A different graphical view of multiply aligned sequences is by a tree relating their sequence similarity. This is very useful when the aligned sequences are of several functional subtypes and we wish to know to which one does our sequence/s belong. A way to estimate the significance of a tree is by bootstrap values. Simply put, these values show how many times was each bifurcation (branching point) observed with different models of the input data. The higher the fraction of the bootstrap value (number of observations/number of trials) the more confident we can be that the sequences emerging from that branch point cluster together.

A tree made from the three blocks in the iron containing alcohol dehydrogenases family. Bootstrap values are for 100 trials. The tree was calculated from the blocks with the ClustalW program and drawn with the TreeView program. BL00913C tree

Programs for making and drawing trees from multiple alignments:

Multiple alignments are powerful tools for identifying new members of the aligned group. It is possible to query databases of multiple alignments with single sequences and to query sequence databases with multiple alignments. It has been shown that such searches are more sensitive and selective than sequence-to-sequence searches. A simple (but very effective !) 'hybrid' approach is to use a properly made consensus sequence (cobbler, see BlockMaker above).

Different available multiple alignment search programs

WWW location E-mail server Program source
Blimps "" "" "" (UNIX)
MAST "" - "" (UNIX)
LAMA "" - E-mail ""

Blimps - a program to query both protein and nucleotide sequence databases with protein blocks and vice versa. The queries are single sequences or blocks. The program is available on the WWW and by e-mail server (send a message with the word "help" to find out the usage of the e-mail server) for searching multiple alignment databases with single sequences. It is available for installation on UNIX systems.

MAST - a program to query sequence databases with blocks. Protein or nucleotide databases are queried with protein blocks. The query can be obtained from the MEME or BlockMaker programs (see above). The query can be a single block or all the blocks of a protein family. The program receives input through the WWW and returns it by e-mail. It is available for installation on UNIX systems.

LAMA - a program to search blocks databases with block queries. Queries can be obtained from the Blocks database, BlockMaker program or by reformatting multiple alignments (""). The program receives input through the WWW and returns it interactively or by e-mail.

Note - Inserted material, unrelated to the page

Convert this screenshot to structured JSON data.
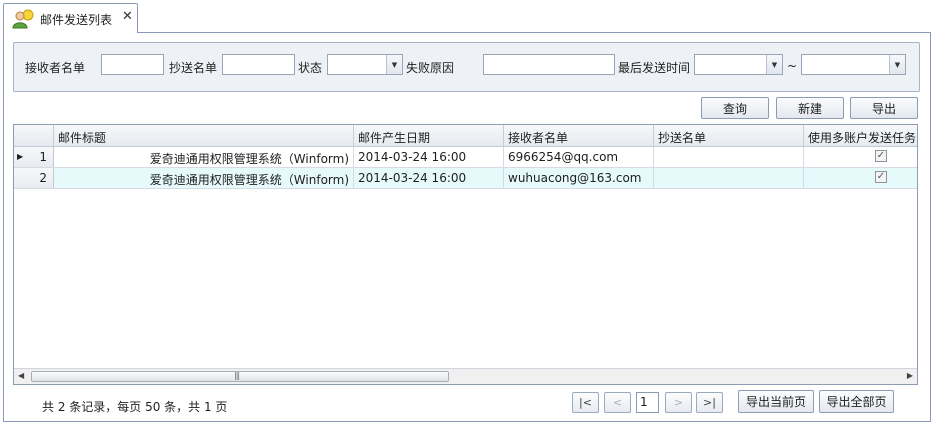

PCR primer design
Design of degenerate PCR primers is emerging as a major use for multiple alignments. PCR can identify the sequence of a gene in genomic or other DNA from two short flanking segments (primers). Conserved sequence regions are (by definition) a good source for primer design. When designing primers the conservation of the regions, the degeneracy of the genetic code and parameters of the PCR reaction must be considered. The Blocks WWW server designs PCR primers for each family in the database, for sequence groups submitted to be aligned and for multiple alignment submitted to be reformatted. These primers are degenerate at the 3' end and consensus at the 5' end (codehop- COnsensus DEgenerate Hybrid Oligonucleotide Primers). The design is fully automatic but the user can set the requested Tm, genetic code and bias the primers toward some of the sequences. codehop primers were shown more effective than simple degenerate primers in various cases.

Selected articles

BLAST sequence alignment programs- ClustalW global multiple sequence alignment- BlockMaker local multiple protein sequences alignment- The Blocks database and its uses- COBBLER consensus sequences and evaluation of search methods- Codehop PCR primer design- LAMA block to block comparison-